Why must ask the implementation to implement java.util.List and not the ImmutableList itself to extend java.util.List?

Answers:

Why doesn’t ImmutableList extend List?

ImmutableCollection doesn’t extend java.util.Collection (and ImmutableList doesn’t extend java.util.List) because Collection has mutating methods like add() and remove(). If immutable collections had these methods, they would always have to throw UnsupportedOperationException. For users of immutable collections, it would be strange to see add() and remove() in auto-complete choices as callable methods.

Why does the Javadoc impose a contract that all ImmutableList implementations also implement List?

It comes down to equality. An ImmutableList ought to equal a List, assuming both lists have the same contents in the same order. List.equals() imposes a Javadoc contract which states:

Returns true if and only if the specified object is also a list, both
lists have the same size, and all corresponding pairs of elements in
the two lists are equal.

What does it mean that “the specified object is also a list?” We can see in AbstractList.equals() that it means instanceof List.

public boolean equals(Object o) {
    if (o == this)
        return true;
    if (!(o instanceof List))
        return false;
    ...
}

So all ImmutableList implementations must also implement List for equals() to work in a symmetric way.
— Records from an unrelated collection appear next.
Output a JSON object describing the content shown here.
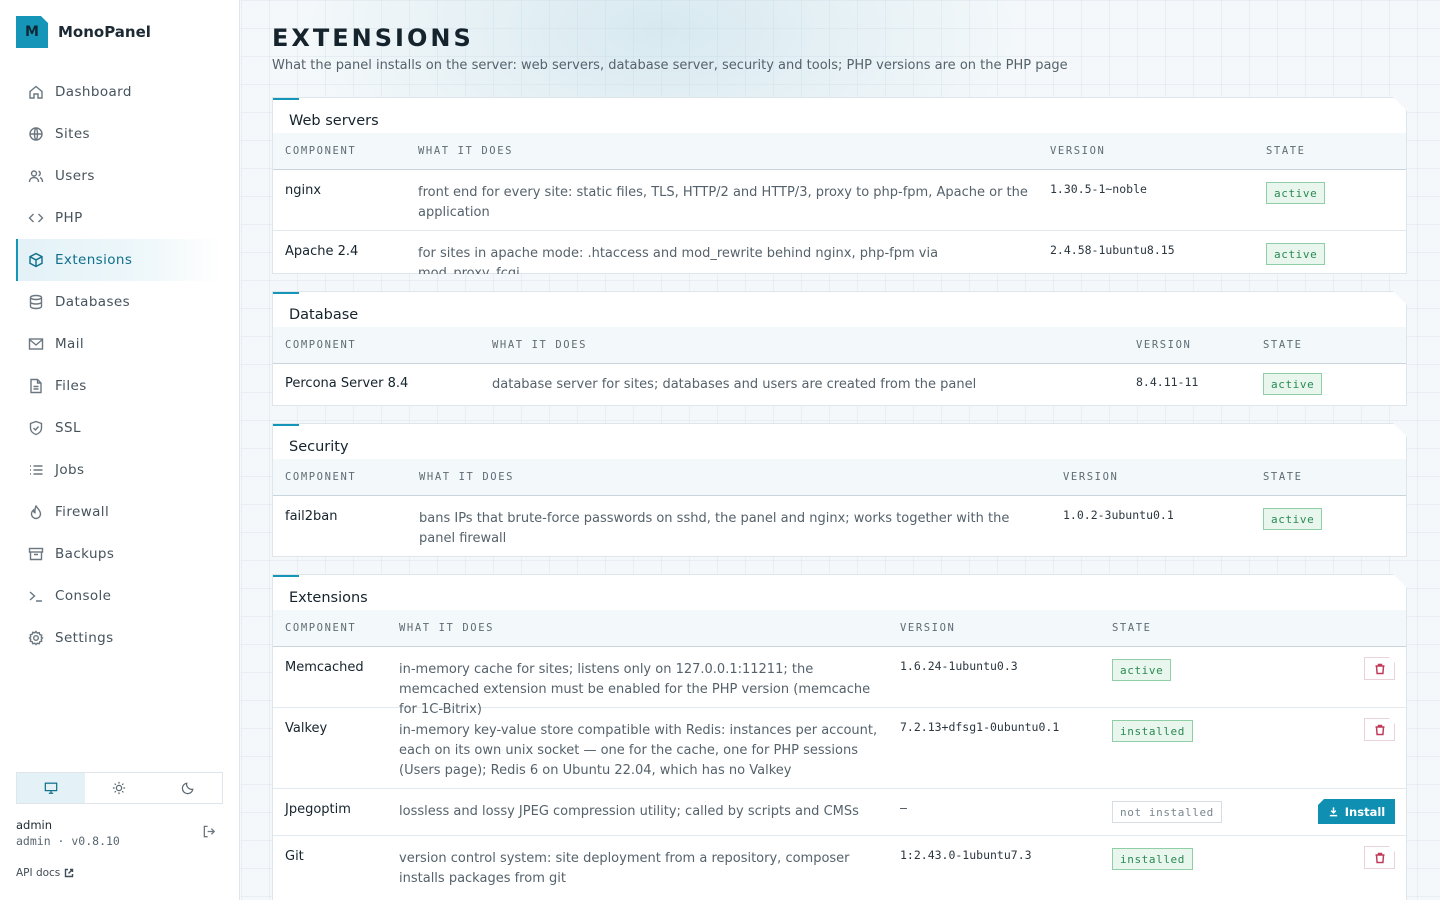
{
  "brand": {
    "logo_letter": "M",
    "name": "MonoPanel",
    "accent_color": "#1596b8"
  },
  "sidebar": {
    "items": [
      {
        "label": "Dashboard",
        "icon": "home-icon"
      },
      {
        "label": "Sites",
        "icon": "globe-icon"
      },
      {
        "label": "Users",
        "icon": "users-icon"
      },
      {
        "label": "PHP",
        "icon": "code-icon"
      },
      {
        "label": "Extensions",
        "icon": "package-icon",
        "active": true
      },
      {
        "label": "Databases",
        "icon": "database-icon"
      },
      {
        "label": "Mail",
        "icon": "mail-icon"
      },
      {
        "label": "Files",
        "icon": "file-icon"
      },
      {
        "label": "SSL",
        "icon": "shield-icon"
      },
      {
        "label": "Jobs",
        "icon": "list-icon"
      },
      {
        "label": "Firewall",
        "icon": "flame-icon"
      },
      {
        "label": "Backups",
        "icon": "archive-icon"
      },
      {
        "label": "Console",
        "icon": "terminal-icon"
      },
      {
        "label": "Settings",
        "icon": "gear-icon"
      }
    ],
    "theme_options": [
      "monitor-icon",
      "sun-icon",
      "moon-icon"
    ],
    "theme_selected": "monitor-icon",
    "user": {
      "name": "admin",
      "meta": "admin · v0.8.10"
    },
    "api_docs_label": "API docs"
  },
  "page": {
    "title": "EXTENSIONS",
    "subtitle": "What the panel installs on the server: web servers, database server, security and tools; PHP versions are on the PHP page"
  },
  "columns": {
    "component": "COMPONENT",
    "what": "WHAT IT DOES",
    "version": "VERSION",
    "state": "STATE"
  },
  "sections": [
    {
      "title": "Web servers",
      "rows": [
        {
          "name": "nginx",
          "desc": "front end for every site: static files, TLS, HTTP/2 and HTTP/3, proxy to php-fpm, Apache or the application",
          "version": "1.30.5-1~noble",
          "state": "active"
        },
        {
          "name": "Apache 2.4",
          "desc": "for sites in apache mode: .htaccess and mod_rewrite behind nginx, php-fpm via mod_proxy_fcgi",
          "version": "2.4.58-1ubuntu8.15",
          "state": "active"
        }
      ]
    },
    {
      "title": "Database",
      "rows": [
        {
          "name": "Percona Server 8.4",
          "desc": "database server for sites; databases and users are created from the panel",
          "version": "8.4.11-11",
          "state": "active"
        }
      ]
    },
    {
      "title": "Security",
      "rows": [
        {
          "name": "fail2ban",
          "desc": "bans IPs that brute-force passwords on sshd, the panel and nginx; works together with the panel firewall",
          "version": "1.0.2-3ubuntu0.1",
          "state": "active"
        }
      ]
    },
    {
      "title": "Extensions",
      "rows": [
        {
          "name": "Memcached",
          "desc": "in-memory cache for sites; listens only on 127.0.0.1:11211; the memcached extension must be enabled for the PHP version (memcache for 1C-Bitrix)",
          "version": "1.6.24-1ubuntu0.3",
          "state": "active",
          "action": "delete"
        },
        {
          "name": "Valkey",
          "desc": "in-memory key-value store compatible with Redis: instances per account, each on its own unix socket — one for the cache, one for PHP sessions (Users page); Redis 6 on Ubuntu 22.04, which has no Valkey",
          "version": "7.2.13+dfsg1-0ubuntu0.1",
          "state": "installed",
          "action": "delete"
        },
        {
          "name": "Jpegoptim",
          "desc": "lossless and lossy JPEG compression utility; called by scripts and CMSs",
          "version": "—",
          "state": "not installed",
          "action": "install",
          "action_label": "Install"
        },
        {
          "name": "Git",
          "desc": "version control system: site deployment from a repository, composer installs packages from git",
          "version": "1:2.43.0-1ubuntu7.3",
          "state": "installed",
          "action": "delete"
        }
      ]
    }
  ]
}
The immutable collection factories already hide implementation details like the fact that an immutable list with a single element is implemented by an ImmutableSingletonList. It also winds up hiding the List interface.

ImmutableList class diagram

Interop

A benefit of this design is that ImmutableList can be cast to List which is important for interop with existing APIs.

// Library method - cannot refactor the parameter type
public void printAll(List<?> list)
{
    for (Object each : list)
    {
        System.out.println(each);
    }
}

ImmutableList<Integer> immutableList = Lists.immutable.with(1, 2, 3);
List<Integer> castList = immutableList.castToList();
printAll(castList);
// also works
printAll((List<?>) immutableList);

// throws UnsupportedOperationException
castList.add(4);

Note: I am a developer on GS Collections.